February 12, 2016
Drop the mic- Pre-game,Halftime,Post-game Talks – Being a great gameday coach Part 6 of 8
We’ve all seen movies with powerful emotional pre-game, halftime, or post-game speeches given by the coach that inspired their team to play over their head and beat a Goliath-type opponent. So it’s easy to think this is what we should emulate to get our team fired up. Is this what the best coaches do? In my experience and observations, it is not. In fact, having done some of this early in my coaching days, it accomplishes just the opposite- it tightens the players up. Dave Cisar from Winning Youth Football discusses this in his book, stating:
‘I don’t go for much of the rah-rah stuff, and most of the very successful coaches I studied didn’t either’
Alan Stein from the Hardwood Hustle podcast had a recent episode where he discussed the 3 things to focus on in any pre-game, halftime, or post-game talk:
- Be concise, no fluff
- Be intentional and purposeful with your words
- Be honest
Check out this podcast episode, really good info:
A practical application that works well:
- State your 2 or 3 goals for the game
- Remind specific players/groups of a particular focus for having success in that game. ‘Offensive line remember to communicate as this coach loves to move around his defensive linemen to try to confuse you’
- Have the players fist-bump their teammates and tell each other they believe in them and are playing for them, not themselves
- Be extremely brief.

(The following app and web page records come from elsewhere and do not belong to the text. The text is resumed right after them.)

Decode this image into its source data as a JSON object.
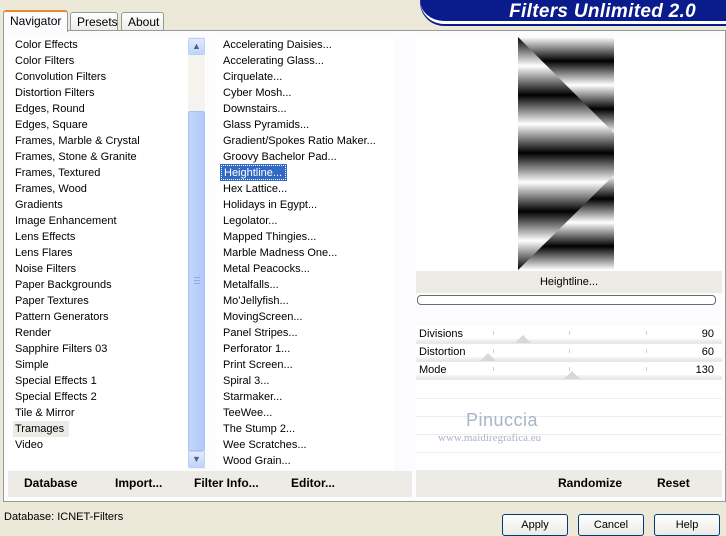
{
  "tabs": [
    "Navigator",
    "Presets",
    "About"
  ],
  "banner_title": "Filters Unlimited 2.0",
  "categories": [
    "Color Effects",
    "Color Filters",
    "Convolution Filters",
    "Distortion Filters",
    "Edges, Round",
    "Edges, Square",
    "Frames, Marble & Crystal",
    "Frames, Stone & Granite",
    "Frames, Textured",
    "Frames, Wood",
    "Gradients",
    "Image Enhancement",
    "Lens Effects",
    "Lens Flares",
    "Noise Filters",
    "Paper Backgrounds",
    "Paper Textures",
    "Pattern Generators",
    "Render",
    "Sapphire Filters 03",
    "Simple",
    "Special Effects 1",
    "Special Effects 2",
    "Tile & Mirror",
    "Tramages",
    "Video"
  ],
  "selected_category": "Tramages",
  "filters": [
    "Accelerating Daisies...",
    "Accelerating Glass...",
    "Cirquelate...",
    "Cyber Mosh...",
    "Downstairs...",
    "Glass Pyramids...",
    "Gradient/Spokes Ratio Maker...",
    "Groovy Bachelor Pad...",
    "Heightline...",
    "Hex Lattice...",
    "Holidays in Egypt...",
    "Legolator...",
    "Mapped Thingies...",
    "Marble Madness One...",
    "Metal Peacocks...",
    "Metalfalls...",
    "Mo'Jellyfish...",
    "MovingScreen...",
    "Panel Stripes...",
    "Perforator 1...",
    "Print Screen...",
    "Spiral 3...",
    "Starmaker...",
    "TeeWee...",
    "The Stump 2...",
    "Wee Scratches...",
    "Wood Grain..."
  ],
  "selected_filter": "Heightline...",
  "preview_filter_name": "Heightline...",
  "progress_fraction": 0,
  "params": [
    {
      "name": "Divisions",
      "value": "90",
      "fraction": 0.35
    },
    {
      "name": "Distortion",
      "value": "60",
      "fraction": 0.235
    },
    {
      "name": "Mode",
      "value": "130",
      "fraction": 0.51
    }
  ],
  "watermark": {
    "line1": "Pinuccia",
    "line2": "www.maidiregrafica.eu"
  },
  "toolbar_left": {
    "database": "Database",
    "import": "Import...",
    "filter_info": "Filter Info...",
    "editor": "Editor..."
  },
  "toolbar_right": {
    "randomize": "Randomize",
    "reset": "Reset"
  },
  "status": "Database:  ICNET-Filters",
  "dialog_buttons": [
    "Apply",
    "Cancel",
    "Help"
  ],
  "colors": {
    "banner": "#0a1c8c",
    "selection": "#316ac5",
    "tab_highlight": "#e68b2c",
    "panel_bg": "#ecebe5"
  }
}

Remember post-game is typically not a good time to teach. Kids minds are tired and they usually know what they did wrong or right. And usually when you go back and watch film you’re not as bad as you think in a loss, and you’re not as good as you think in a win. Use gamefilm to truly analyze your performance and then make improvements in the next practice.
- Let 1 or 2 teammates recognize each other and acknowledge someone who they saw give extraordinary effort or teamwork

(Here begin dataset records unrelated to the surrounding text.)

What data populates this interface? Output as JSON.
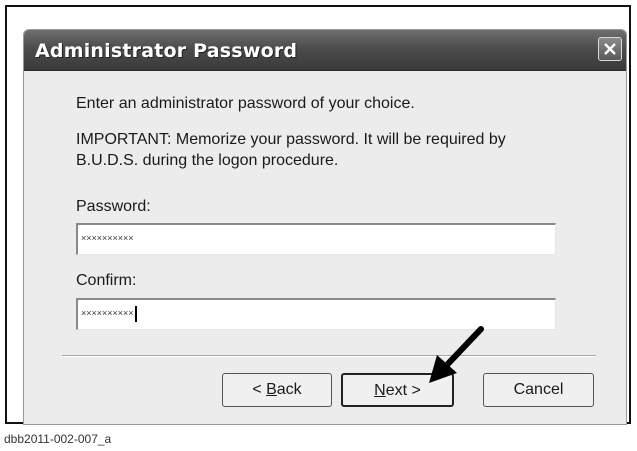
{
  "dialog": {
    "title": "Administrator Password",
    "intro": "Enter an administrator password of your choice.",
    "important": "IMPORTANT: Memorize your password. It will be required by B.U.D.S. during the logon procedure.",
    "password_label": "Password:",
    "password_value": "××××××××××",
    "confirm_label": "Confirm:",
    "confirm_value": "××××××××××"
  },
  "buttons": {
    "back_prefix": "< ",
    "back_accel": "B",
    "back_rest": "ack",
    "next_accel": "N",
    "next_rest": "ext >",
    "cancel": "Cancel"
  },
  "caption": "dbb2011-002-007_a",
  "icons": {
    "close": "close-icon",
    "pointer": "pointer-arrow-icon"
  }
}
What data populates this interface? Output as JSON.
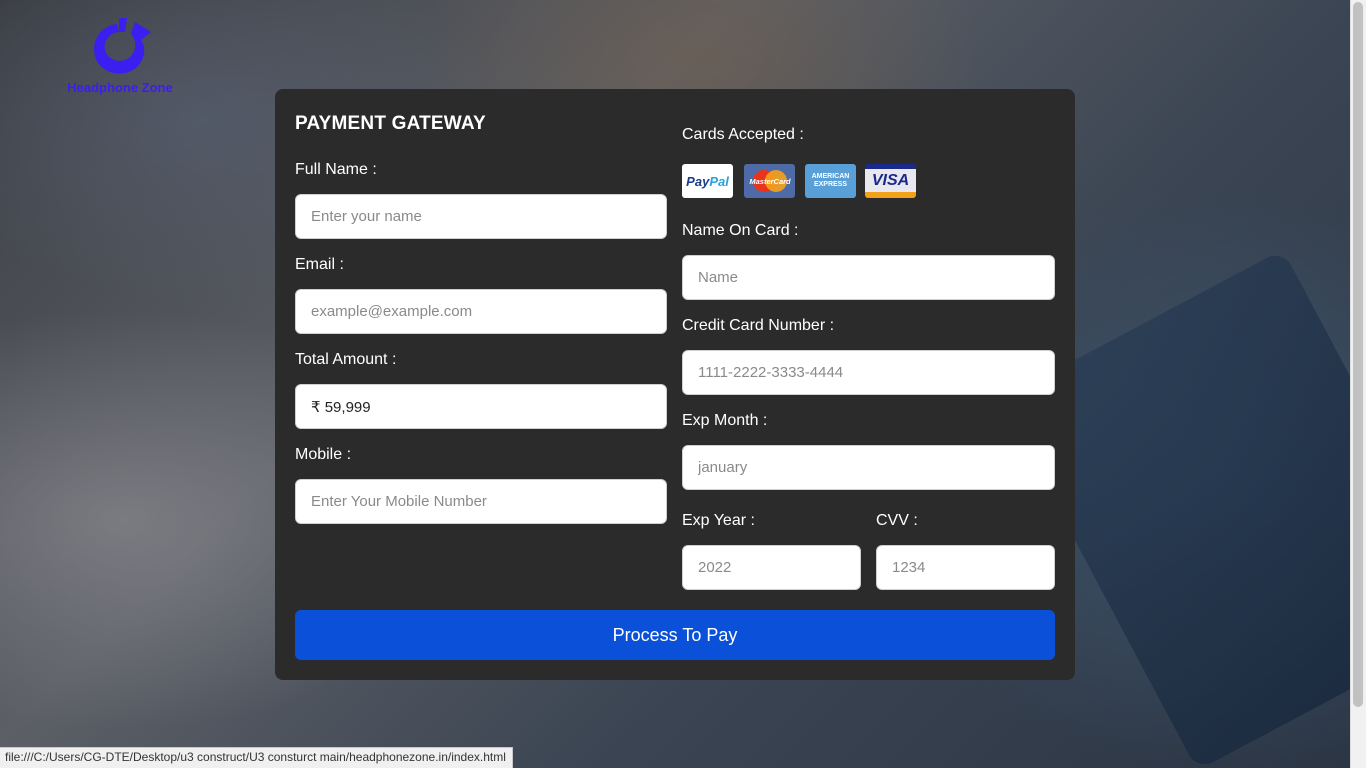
{
  "brand": {
    "name": "Headphone Zone",
    "color": "#3b1ef0"
  },
  "form": {
    "title": "PAYMENT GATEWAY",
    "full_name": {
      "label": "Full Name :",
      "placeholder": "Enter your name"
    },
    "email": {
      "label": "Email :",
      "placeholder": "example@example.com"
    },
    "amount": {
      "label": "Total Amount :",
      "value": "₹ 59,999"
    },
    "mobile": {
      "label": "Mobile :",
      "placeholder": "Enter Your Mobile Number"
    },
    "cards_accepted": {
      "label": "Cards Accepted :",
      "icons": [
        "paypal-icon",
        "mastercard-icon",
        "american-express-icon",
        "visa-icon"
      ],
      "paypal_text_a": "Pay",
      "paypal_text_b": "Pal",
      "mastercard_text": "MasterCard",
      "amex_text": "AMERICAN EXPRESS",
      "visa_text": "VISA"
    },
    "name_on_card": {
      "label": "Name On Card :",
      "placeholder": "Name"
    },
    "card_number": {
      "label": "Credit Card Number :",
      "placeholder": "1111-2222-3333-4444"
    },
    "exp_month": {
      "label": "Exp Month :",
      "placeholder": "january"
    },
    "exp_year": {
      "label": "Exp Year :",
      "placeholder": "2022"
    },
    "cvv": {
      "label": "CVV :",
      "placeholder": "1234"
    },
    "submit_label": "Process To Pay",
    "submit_color": "#0b50d8"
  },
  "status_bar": {
    "url": "file:///C:/Users/CG-DTE/Desktop/u3 construct/U3 consturct main/headphonezone.in/index.html"
  }
}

- Then… drop the mic. Let the kids go be kids.
I’ve heard differing opinions on whether to review how you did accomplishing your goals during your post-game talk. I do not. I do this at the start of my next practice. It is a great way to set the tone for your practice after you have had a chance to review the game on film. Then you can begin the practice by celebrating successes and talking about how you are going to fix shortcomings.